Robert Bass (BlackRock), et al.
May 11, 2018
We develop a methodology to model factor returns in scenarios which are yet to occur or do not correspond to past market conditions. We infer factor performance conditional on hypothetical market-driven scenarios, which are determined by a parsimonious number of underlying policy shocks. We derive regime-dependent corresponding security and asset class returns, which are functions of factors and policy drivers. The analysis is helpful in constructing robust portfolios designed for more stable performance across various scenarios, and can aid in framing and communicating portfolio risks.

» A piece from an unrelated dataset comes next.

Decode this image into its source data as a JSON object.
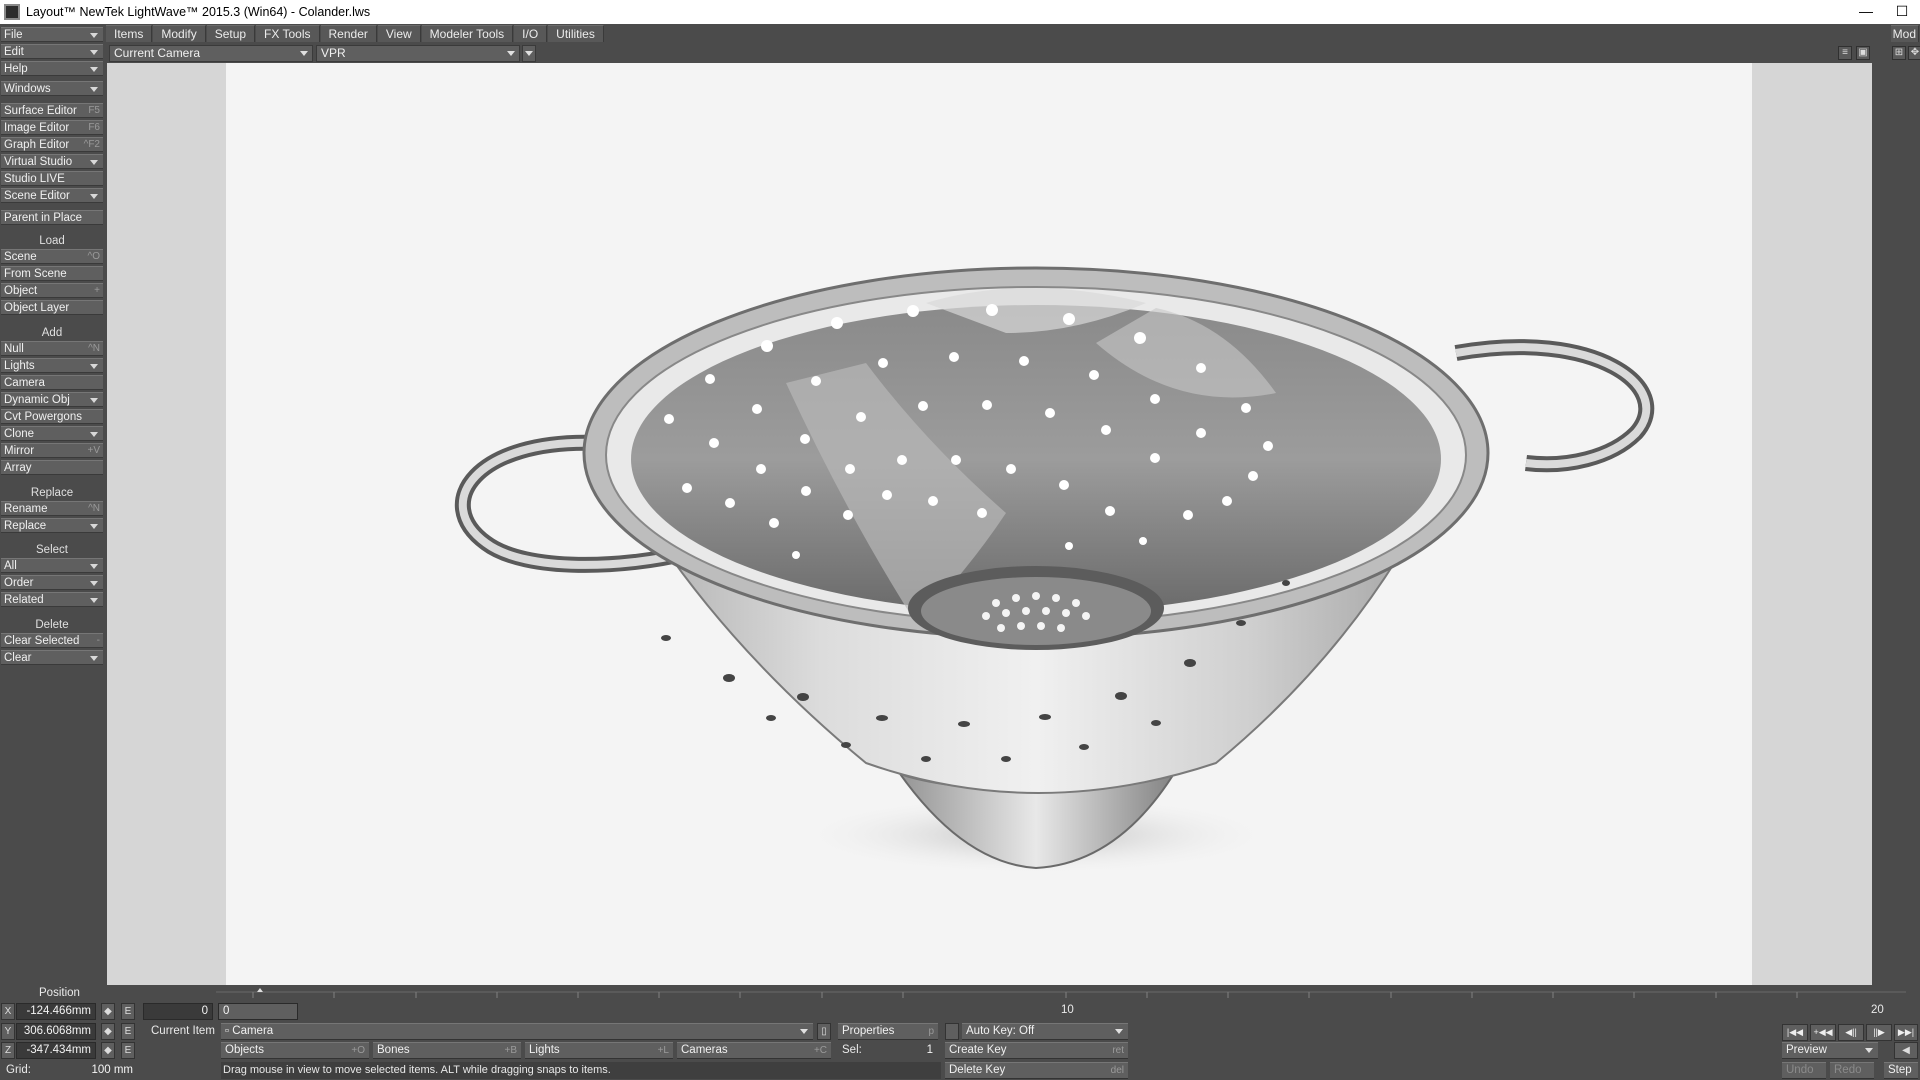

Tailoring Multi-Asset Multi-Factor Strategies
Joo Hee Lee (Invesco), et al.
May 8, 2018
To sharpen the top-down allocation perspective of their investments, investors are keen to identify and manage the most salient drivers of risk and return. For many years, the focus was on traditional market risks, such as equity, duration or credit risk. This framework can be considerably advanced when examining a given investment through the factor investing lens, which accounts for style factors, such as carry, value, momentum and quality. We put forward a variety of approaches, ranging from the traditional multi-asset allocation to factor-based tail-hedging, factor completion and a fully diversified multi-asset multi-factor proposition.
Smart Equity Investing: Implementing Risk Optimization Techniques on Strategic Beta Portfolios
Boris Fays (University of Liege), at al.
January 1, 2018
We examine the performance of risk-optimization techniques on equity style portfolios. To form these portfolios, also called Strategic Beta factors by practitioners and data providers, we group stocks based on size, value and momentum characteristics through either independent or dependent sorting. Overall, performing risk-oriented strategies on style portfolios constructed with a dependent sort deliver greater abnormal returns. On average, we observe these strategies to significantly outperform 42% of the risk-oriented ETFs listed on US exchanges, compared to 31% when the risk-oriented strategies are performed on portfolios formed with an independent sort. We attribute the outperformance yielded by dependent sorting to the fact that it provides a better stratification of the set of stocks’ opportunity and diversification properties.
Are Exchange-Traded Funds Harvesting Factor Premiums?
David Blitz (Robeco Asset Management)
August 9, 2017
Some exchange-traded funds (ETFs) are specifically designed for harvesting factor premiums, such as the size, value, momentum, and low-volatility effects. Other ETFs, however, may implicitly go against these factors. This paper analyzes the factor exposures of U.S. equity ETFs and finds that, indeed, for each factor there are funds that offer a large positive exposure and also funds that offer a large negative exposure toward that factor. On aggregate, all factor exposures turn out to be close to zero, and plain market exposure is all that remains. This finding argues against the concern that factor premiums are being arbitraged away rapidly by investors in ETFs.
Thematic Indexing, Meet Smart Beta! Merging ESG into Factor Portfolios
Jennifer Bender (State Street Global Advisors), et al.
October 18, 2017
Many investors are starting to explore ways to integrate environmental, social and governance (ESG) considerations into their portfolios. Factor portfolios and indices which integrate ESG allow investors to capture both the long-term durable factor premia while allowing them to invest in companies with attractive ESG attributes. Traditional factors and ESG both have strong investment rationale for investors with long horizons. But how should blended ESG-factor portfolios be constructed? This paper discusses several ways in which to integrate ESG in factor portfolios. We show that the choice of which approach depends on the investor’s investment rationale behind integrating ESG, desired exposure, performance expectations, and preference for conceptual consistency.
A New Book From The Capital Spectator:
Quantitative Investment Portfolio Analytics In R:
An Introduction To R For Modeling Portfolio Risk and Return
By James Picerno